- WHAT YOU ARE ASKED TO DO:
Count every line below that holds "tiềm". Number only.

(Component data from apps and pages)
_ _ _ _

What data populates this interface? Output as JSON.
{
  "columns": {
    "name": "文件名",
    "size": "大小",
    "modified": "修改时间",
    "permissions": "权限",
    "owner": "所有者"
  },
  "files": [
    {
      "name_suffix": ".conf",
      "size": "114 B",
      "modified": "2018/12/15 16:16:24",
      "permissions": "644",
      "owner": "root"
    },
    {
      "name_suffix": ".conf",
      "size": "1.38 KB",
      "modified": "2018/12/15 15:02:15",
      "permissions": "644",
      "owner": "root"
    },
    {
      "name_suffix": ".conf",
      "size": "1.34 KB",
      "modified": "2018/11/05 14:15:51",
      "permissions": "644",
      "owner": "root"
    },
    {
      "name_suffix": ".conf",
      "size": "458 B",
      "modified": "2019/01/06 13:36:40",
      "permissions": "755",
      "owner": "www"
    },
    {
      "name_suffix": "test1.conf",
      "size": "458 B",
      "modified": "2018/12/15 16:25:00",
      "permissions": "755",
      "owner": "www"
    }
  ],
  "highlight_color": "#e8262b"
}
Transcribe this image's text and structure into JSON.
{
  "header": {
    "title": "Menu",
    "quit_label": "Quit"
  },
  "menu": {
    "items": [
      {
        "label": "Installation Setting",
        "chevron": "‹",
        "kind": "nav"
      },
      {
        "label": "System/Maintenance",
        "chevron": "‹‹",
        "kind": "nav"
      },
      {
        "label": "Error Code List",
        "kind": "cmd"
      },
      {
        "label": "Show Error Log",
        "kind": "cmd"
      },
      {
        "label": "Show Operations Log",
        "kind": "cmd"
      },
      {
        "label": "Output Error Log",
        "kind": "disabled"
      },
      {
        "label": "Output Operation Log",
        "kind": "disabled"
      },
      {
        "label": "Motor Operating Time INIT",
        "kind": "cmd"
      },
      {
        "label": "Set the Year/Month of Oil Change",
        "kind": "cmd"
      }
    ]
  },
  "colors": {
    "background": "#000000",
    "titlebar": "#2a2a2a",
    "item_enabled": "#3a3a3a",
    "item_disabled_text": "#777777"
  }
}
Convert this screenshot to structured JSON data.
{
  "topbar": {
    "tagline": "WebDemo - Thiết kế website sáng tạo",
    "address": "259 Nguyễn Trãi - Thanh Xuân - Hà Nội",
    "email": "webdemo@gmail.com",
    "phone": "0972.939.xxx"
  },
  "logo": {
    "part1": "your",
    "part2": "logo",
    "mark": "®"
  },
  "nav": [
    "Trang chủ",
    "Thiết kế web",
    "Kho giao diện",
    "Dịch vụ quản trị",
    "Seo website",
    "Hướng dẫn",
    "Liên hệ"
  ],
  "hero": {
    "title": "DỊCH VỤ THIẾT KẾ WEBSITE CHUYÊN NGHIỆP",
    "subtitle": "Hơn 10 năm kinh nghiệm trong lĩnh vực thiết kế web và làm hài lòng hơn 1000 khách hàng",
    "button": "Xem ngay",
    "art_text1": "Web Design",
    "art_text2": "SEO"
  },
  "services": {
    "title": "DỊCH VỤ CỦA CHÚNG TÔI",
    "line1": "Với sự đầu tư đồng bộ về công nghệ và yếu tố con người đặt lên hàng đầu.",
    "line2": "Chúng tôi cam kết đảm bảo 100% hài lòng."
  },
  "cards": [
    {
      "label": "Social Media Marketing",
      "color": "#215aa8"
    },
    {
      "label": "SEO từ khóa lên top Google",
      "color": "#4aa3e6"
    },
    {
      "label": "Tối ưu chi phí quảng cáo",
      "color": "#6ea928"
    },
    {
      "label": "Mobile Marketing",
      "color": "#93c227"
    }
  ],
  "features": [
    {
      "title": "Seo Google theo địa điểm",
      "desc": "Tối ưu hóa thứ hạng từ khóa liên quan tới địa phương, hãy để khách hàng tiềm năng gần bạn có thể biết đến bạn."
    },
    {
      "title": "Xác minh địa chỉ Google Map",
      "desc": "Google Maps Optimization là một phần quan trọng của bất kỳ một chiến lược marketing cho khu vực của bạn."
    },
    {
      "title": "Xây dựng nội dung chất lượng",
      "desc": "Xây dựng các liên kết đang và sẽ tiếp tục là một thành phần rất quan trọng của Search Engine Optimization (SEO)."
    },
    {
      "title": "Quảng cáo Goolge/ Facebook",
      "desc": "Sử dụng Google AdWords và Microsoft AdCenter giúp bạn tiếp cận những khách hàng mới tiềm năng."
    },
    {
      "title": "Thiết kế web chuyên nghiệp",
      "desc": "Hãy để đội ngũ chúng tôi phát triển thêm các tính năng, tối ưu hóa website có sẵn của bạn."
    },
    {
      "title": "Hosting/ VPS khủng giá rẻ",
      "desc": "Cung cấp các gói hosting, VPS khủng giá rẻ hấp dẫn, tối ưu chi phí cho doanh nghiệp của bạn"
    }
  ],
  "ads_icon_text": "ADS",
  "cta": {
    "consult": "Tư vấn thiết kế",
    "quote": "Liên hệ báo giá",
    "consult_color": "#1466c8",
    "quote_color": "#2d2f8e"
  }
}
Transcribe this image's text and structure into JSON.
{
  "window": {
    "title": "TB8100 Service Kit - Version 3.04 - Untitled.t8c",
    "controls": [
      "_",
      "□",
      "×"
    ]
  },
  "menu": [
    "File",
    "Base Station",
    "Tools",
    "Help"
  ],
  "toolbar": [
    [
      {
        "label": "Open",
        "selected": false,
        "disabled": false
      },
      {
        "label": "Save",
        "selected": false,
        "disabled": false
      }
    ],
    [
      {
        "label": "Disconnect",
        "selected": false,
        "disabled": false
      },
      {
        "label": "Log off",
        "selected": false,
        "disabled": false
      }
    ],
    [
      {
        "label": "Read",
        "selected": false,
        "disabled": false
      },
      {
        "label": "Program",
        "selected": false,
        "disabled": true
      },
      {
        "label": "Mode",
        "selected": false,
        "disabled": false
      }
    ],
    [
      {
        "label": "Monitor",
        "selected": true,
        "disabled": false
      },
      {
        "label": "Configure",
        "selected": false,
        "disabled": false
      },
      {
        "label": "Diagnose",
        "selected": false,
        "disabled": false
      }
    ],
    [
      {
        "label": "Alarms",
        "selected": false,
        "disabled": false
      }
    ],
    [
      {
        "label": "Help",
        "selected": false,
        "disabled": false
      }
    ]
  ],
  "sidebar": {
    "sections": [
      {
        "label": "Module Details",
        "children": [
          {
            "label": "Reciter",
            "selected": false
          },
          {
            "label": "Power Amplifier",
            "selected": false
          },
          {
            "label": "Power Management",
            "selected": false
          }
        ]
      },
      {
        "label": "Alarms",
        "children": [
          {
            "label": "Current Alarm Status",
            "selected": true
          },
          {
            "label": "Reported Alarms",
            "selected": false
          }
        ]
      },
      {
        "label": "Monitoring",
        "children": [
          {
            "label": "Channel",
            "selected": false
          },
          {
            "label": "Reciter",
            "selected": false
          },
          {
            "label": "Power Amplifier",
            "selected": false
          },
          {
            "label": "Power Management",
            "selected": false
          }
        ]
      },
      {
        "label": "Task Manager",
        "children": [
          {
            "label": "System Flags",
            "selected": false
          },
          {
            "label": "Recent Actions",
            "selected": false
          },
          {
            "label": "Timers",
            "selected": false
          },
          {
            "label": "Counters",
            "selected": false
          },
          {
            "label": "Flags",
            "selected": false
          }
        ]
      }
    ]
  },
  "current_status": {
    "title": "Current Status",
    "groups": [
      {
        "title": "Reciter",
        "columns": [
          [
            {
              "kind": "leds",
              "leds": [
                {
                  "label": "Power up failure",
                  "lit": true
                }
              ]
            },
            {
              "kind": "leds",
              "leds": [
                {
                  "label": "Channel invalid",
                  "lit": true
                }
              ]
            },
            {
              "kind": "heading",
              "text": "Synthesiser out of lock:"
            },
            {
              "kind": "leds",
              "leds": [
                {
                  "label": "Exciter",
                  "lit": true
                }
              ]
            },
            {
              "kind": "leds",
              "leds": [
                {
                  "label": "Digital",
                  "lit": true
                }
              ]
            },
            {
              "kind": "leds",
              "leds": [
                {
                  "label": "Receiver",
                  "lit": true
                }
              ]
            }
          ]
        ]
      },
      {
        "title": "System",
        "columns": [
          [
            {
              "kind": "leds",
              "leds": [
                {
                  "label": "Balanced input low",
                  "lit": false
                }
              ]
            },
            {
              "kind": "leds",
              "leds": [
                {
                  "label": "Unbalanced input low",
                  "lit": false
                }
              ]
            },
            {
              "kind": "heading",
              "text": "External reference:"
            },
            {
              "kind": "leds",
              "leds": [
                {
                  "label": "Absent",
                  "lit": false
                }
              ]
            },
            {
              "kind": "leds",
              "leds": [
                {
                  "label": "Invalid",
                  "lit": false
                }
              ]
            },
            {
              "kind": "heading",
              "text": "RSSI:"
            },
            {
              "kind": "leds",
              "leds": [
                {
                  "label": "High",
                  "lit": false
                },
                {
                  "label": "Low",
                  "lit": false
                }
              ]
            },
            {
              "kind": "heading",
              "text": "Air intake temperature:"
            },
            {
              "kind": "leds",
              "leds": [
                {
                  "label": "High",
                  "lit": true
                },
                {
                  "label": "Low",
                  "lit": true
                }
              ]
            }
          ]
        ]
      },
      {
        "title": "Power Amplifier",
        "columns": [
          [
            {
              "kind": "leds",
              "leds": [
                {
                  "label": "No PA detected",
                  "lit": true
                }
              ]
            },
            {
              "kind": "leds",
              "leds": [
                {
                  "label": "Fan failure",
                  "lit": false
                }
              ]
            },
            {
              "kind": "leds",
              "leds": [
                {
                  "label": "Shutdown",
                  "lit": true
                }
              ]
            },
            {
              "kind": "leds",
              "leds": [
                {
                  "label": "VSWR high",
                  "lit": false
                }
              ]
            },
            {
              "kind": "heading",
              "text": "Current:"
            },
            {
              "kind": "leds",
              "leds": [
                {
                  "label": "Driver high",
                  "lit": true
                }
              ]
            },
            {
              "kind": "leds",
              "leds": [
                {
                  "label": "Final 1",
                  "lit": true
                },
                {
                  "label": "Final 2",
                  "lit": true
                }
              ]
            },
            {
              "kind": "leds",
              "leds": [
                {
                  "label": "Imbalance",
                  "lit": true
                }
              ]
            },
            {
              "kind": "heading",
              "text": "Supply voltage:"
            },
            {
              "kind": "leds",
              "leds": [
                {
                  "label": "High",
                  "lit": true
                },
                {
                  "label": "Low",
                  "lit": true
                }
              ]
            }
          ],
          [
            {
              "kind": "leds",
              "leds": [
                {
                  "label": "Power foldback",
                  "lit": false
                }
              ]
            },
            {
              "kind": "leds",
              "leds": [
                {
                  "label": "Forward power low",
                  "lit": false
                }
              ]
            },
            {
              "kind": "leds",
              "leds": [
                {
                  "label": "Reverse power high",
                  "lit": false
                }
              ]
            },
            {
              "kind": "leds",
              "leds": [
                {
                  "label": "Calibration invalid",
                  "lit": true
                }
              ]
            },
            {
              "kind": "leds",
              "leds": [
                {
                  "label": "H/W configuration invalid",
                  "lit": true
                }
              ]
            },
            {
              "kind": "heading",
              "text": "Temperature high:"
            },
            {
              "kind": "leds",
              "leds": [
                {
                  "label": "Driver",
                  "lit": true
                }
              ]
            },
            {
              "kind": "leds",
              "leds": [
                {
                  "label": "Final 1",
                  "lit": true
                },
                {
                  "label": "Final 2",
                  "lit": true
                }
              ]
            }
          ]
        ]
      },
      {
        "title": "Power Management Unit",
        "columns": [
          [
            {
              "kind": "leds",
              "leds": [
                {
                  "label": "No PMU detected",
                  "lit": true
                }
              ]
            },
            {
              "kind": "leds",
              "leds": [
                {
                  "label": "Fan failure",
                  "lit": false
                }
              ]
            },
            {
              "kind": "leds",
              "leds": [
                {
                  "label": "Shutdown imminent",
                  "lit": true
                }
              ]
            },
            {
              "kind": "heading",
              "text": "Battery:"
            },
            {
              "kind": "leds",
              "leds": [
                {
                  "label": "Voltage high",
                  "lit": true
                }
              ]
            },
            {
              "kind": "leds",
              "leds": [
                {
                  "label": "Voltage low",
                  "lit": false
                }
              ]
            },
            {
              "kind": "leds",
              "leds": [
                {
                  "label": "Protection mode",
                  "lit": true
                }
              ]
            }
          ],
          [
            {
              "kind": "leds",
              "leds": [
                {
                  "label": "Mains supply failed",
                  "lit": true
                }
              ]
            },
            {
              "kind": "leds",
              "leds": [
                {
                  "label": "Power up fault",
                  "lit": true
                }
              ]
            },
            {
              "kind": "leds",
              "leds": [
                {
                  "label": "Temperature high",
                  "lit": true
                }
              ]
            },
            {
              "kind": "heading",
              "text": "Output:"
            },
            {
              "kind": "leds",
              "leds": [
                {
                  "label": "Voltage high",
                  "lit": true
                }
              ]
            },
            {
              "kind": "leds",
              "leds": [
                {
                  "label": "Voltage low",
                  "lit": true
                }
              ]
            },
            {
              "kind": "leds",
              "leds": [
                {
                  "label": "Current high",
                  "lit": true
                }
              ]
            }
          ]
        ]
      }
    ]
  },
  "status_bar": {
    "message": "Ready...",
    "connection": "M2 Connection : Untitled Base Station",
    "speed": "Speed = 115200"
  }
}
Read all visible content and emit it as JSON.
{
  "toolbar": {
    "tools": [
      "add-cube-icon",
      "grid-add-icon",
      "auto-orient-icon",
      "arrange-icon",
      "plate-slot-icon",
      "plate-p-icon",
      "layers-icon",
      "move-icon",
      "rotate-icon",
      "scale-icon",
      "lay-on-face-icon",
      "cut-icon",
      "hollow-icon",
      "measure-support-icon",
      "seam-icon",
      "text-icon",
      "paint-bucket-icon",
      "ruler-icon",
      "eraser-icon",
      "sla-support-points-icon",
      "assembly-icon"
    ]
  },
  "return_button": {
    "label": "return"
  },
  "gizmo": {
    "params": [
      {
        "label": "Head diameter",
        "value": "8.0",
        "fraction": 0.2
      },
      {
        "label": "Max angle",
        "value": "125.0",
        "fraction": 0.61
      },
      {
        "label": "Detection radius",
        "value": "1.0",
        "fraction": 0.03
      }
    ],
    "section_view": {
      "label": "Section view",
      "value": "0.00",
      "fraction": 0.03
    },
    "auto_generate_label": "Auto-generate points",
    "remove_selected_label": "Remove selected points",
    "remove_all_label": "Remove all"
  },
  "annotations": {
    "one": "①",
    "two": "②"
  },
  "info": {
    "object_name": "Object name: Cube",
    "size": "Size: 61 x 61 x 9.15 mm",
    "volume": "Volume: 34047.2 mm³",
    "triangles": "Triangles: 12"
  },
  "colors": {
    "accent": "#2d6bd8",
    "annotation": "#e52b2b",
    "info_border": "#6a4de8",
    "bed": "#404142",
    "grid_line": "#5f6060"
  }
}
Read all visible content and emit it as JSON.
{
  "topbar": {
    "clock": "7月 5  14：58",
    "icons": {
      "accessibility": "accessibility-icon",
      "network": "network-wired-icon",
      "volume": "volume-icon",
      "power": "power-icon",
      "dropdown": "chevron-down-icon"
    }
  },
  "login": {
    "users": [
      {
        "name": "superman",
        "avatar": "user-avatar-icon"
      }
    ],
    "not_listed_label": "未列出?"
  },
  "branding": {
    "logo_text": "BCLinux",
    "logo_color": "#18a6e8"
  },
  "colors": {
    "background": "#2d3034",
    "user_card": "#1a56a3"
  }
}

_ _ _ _

- SOLUTION FOR THIS PROBLEM:
2